What you need to know
- Huawei's new Kunpeng D920S10 motherboard allows the Kunpeng 920 processor to power desktop computers.
- Huawei already makes ARM chips for mobile devices and servers.
- U.S. trade restrictions have had a large effect on Huawei's plans for PCs.
A new motherboard from Huawei allows Huawei's Kunpeng 920 processor to power desktops (via Liliputing ). The Kunpeng D920S10 Desktop motherboard was recently announced, and opens to doors for PCs being powered by ARM chips from Huawei.
Liliputing points out that the D920S10 motherboard supports up to 64GB of DDR-2400 RAM and up to six SATA 3.0 drives. It also has three PCIe slots, four USB 3.0 ports, four USB 2.0 ports, and an Ethernet controller.
Huawei already makes ARM chips for mobile devices and servers. Expanding into the desktop space could open new doors for the Chinese company. While there's no direct indication that this motherboard and chip combination will be used to power Windows 10 desktops, that doesn't mean it couldn't or won't in the future.
While Windows 10 on ARM was initially referred to by Qualcomm as "Windows 10 on Snapdragon," it is now referred to as "Windows 10 on ARM," which is manufacturer agnostic.
Microsoft recently received a license to export "mass-market software" to Huawei, though the license did not explicitly state that the license covered Windows 10. More details will likely come forward in the future.
Windows Central Newsletter
Get the best of Windows Central in in your inbox, every day!
Sean Endicott brings nearly a decade of experience covering Microsoft and Windows news to Windows Central. He joined our team in 2017 as an app reviewer and now heads up our day-to-day news coverage. If you have a news tip or an app to review, hit him up at email@example.com (opens in new tab).
Gotta' wonder what other doors this is going to open up for the Chinese government...
Hard to say, but likely at least a backdoor for devices that ship to their own markets for mass surveillance purposes.
@pqschipper I would be just as concerned with our own Governments surveillance than the Chinese.
NSA has been spying and monitoring the world and world leaders for decades by using the Cisco equipment with backdoor installed. Merkel's cell phone has been monitored by NSA since 2013 according to Snowden. Huawei is a hardware manufacturer just like Cisco. It is the operator like NSA that can use their equipment for special purposes. Nokia and Ericsson's 5G equipment can all be installed with backdoor by the operators if they want. Both of them have close relationship with the Chinese Government. But it is the Anti-China McCarthyism that prevails in the Trump's administration at present. One nation is against one company. Like MS has complained, it is total un-American.

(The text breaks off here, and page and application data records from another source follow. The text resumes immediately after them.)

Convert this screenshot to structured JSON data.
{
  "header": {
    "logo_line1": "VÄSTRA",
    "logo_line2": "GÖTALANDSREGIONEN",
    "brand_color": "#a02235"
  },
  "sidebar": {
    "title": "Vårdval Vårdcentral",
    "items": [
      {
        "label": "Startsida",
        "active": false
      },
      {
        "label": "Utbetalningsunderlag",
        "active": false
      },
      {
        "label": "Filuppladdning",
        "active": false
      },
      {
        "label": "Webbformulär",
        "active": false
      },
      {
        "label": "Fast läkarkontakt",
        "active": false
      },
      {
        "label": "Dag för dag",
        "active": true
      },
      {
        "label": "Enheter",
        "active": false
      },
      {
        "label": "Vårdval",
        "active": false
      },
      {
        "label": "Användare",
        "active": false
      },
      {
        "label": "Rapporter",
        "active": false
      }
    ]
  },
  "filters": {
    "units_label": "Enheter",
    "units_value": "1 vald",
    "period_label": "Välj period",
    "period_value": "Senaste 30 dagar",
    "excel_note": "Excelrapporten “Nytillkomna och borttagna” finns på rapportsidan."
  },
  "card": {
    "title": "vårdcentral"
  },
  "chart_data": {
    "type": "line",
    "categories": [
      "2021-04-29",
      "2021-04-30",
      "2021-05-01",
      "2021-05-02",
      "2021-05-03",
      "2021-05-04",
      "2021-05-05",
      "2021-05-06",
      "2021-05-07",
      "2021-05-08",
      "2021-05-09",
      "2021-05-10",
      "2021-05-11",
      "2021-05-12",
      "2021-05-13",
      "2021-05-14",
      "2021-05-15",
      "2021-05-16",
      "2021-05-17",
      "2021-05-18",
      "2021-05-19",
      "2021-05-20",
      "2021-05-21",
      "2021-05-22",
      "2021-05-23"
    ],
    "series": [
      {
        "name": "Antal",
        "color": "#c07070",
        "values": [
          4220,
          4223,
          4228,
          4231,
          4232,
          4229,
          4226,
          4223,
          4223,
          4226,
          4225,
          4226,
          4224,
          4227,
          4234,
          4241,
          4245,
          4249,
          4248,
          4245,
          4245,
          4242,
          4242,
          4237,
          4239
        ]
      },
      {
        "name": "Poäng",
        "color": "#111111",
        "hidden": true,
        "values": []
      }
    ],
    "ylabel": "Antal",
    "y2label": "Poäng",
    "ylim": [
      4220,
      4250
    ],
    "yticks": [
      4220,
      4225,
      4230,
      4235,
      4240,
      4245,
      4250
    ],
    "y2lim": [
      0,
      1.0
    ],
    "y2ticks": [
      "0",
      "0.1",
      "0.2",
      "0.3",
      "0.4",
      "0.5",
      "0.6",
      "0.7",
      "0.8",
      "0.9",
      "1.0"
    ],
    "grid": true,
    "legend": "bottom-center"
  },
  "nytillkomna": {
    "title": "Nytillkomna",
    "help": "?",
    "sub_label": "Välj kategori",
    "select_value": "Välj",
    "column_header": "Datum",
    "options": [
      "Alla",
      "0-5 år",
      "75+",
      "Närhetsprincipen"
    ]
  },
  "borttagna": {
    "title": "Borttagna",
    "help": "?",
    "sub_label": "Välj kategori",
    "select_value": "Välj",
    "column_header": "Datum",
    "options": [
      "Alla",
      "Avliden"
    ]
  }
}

To be fair to China, what you have to fear most from China isn't happening on the backend. They usually put out a press announcement about their latest privacy or human rights violation. Obviously I don't want China stealing another country's intellectual property, but I'm far more worried about things like the Hong Kong protests, mandatory face scans, and using its market dominance to silence foreign companies. It's far easier for a security expert to check a Huawei chip for backdoors then solve forced nationalism.
Interesting, this could allow for much cheaper Windows 10 on ARM devices. Who knows when Mediatek will jump back in with Windows 10 on ARM... they really could have sown up the low to mid end market already.
Would be cool to see Samsung getting into it too.
The higher TDP on these desktop boards could allow for ARM chips that are much more powerful than their mobile counterparts, giving them the extra horsepower they need to emulate x86 apps better on Windows 10 on ARM. But since battery life is not a key factor in desktops, they would have to be priced lower than x86 desktop boards to be a compelling option, because unless you are a bean counter that tries to save every watt of consumption for your electric bill, most people probably wouldn't care about power consumption (which is better on ARM).
Thank you for signing up to Windows Central. You will receive a verification email shortly.
There was a problem. Please refresh the page and try again.